Gill said HMRC try exceptionally hard to identify debtors who are seriously financially vulnerable and it is ‘a huge priority for us’.

Outsourcing of debt collection

For the first time, HMRC have published the return on investment for debt management as £205 collected for every £1 spent. Labour’s Dan Carden asked why the number of staff decline over the years, from 6,200 in 2008 to just shy of 4,000, ‘when we know this is such a good investment for the taxpayer’? Harra replied that like all government departments, HMRC are expected to make efficiencies. He said HMRC calculate that, since 2015, there is about £1.5 billion additional tax that they would not have collected had they used their own internal resources.

Asked why HMRC outsource debt collection when the return investment is higher in-house than with external debt collection agencies, Justin Holliday said it gives HMRC something to compare its in-house performance to, it helps with ‘bursts of activities’ and there are certain debt sectors in which particular debt collection agencies specialise.

Carden said that each one of HMRC’s debt collectors brings in, or has done over the pandemic, £19 million per full-time official. That is more than the value of some premier league footballers, he noted. We learn that a typical debt collector earns about £20,000 per year.

Scams and phoenixism

Jim Harra told Peter Grant that HMRC are effective in tackling phishing emails and fake callers claiming to be from HMRC; there has been a marked reduction in the impersonation of HMRC, and HMRC have now dropped out of the top 100 organisations that are scammed, when they were way up at the top. Quite apart from having contacts right across crime enforcement, Harra said HMRC have got the phishing service, which gives them warning from taxpayers themselves about what they are seeing.

Harra said it is not clear that phoenix companies have increased during the pandemic. But he said in 2018-19, HMRC issued over 1,000 notices of requirement to provide security. In phoenixism cases, in ’19-’20 HMRC issued 550 notices. In 2021, only 93 notices, but although the number has gone down, the amount of tax protected has, broadly speaking, stayed up at about £370 million. Harra added that HMRC are putting together a strategy on this that will be completed in the next couple of months.

Other comments

HMRC are pushing for a more ‘single view’ of taxpayers and their debts by accessing data from other government departments and the Cabinet Office are leading on a couple of trials, but nothing major is expected in the next three years.

HMRC are aware that some companies have taken bounce back loans to pay their tax debt, or indeed taken bounce back loans that they are not using to sit there as a cash reserve when they could be using them to pay tax debts.

Clifton-Brown was told that HMRC will have 600 staff, over and above the ones they have lost, in the next three years.

The single customer account is a plan for an online account that enables a taxpayer to see all the data that HMRC hold about them, and to take transactional action on that. It might go ‘live’ in the next three years, but it will not cover ‘every tax stream’ by then.

HMRC have been given preferred creditor status in relation to PAYE and VAT debts.
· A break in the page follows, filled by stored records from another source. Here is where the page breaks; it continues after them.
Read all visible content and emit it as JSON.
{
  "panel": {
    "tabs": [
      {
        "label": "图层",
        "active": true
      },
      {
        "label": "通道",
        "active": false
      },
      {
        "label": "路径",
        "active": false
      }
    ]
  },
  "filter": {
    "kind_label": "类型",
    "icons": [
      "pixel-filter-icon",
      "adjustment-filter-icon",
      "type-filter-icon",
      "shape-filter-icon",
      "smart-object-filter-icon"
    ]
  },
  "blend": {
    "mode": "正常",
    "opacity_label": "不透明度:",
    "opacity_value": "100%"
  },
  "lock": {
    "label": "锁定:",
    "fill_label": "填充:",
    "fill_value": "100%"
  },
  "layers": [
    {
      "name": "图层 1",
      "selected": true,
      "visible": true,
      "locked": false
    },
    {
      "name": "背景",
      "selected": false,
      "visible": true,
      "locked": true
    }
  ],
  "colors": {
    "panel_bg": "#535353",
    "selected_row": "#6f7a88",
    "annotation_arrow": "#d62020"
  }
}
That means that HMRC rank above unsecured creditors but not above the secured creditors. In practice HMRC account for about 10 per cent of all insolvencies. In ‘normal times’ about 80 per cent insolvencies are voluntary, and about 20 per cent are creditor-led, and of the creditor-led HMRC account for about half. It is still quite difficult to discern the impact of being preferred creditor, because in the meantime the moratorium on insolvencies has been enforced, said Harra.

HMRC already have a significant amount of data on taxpayers from their own systems but they are carrying out tests with credit reference agency data at the moment to assess whether it is worthwhile.

The transcript is here.

By Hamant Verma, CIOT Senior External Relations Officer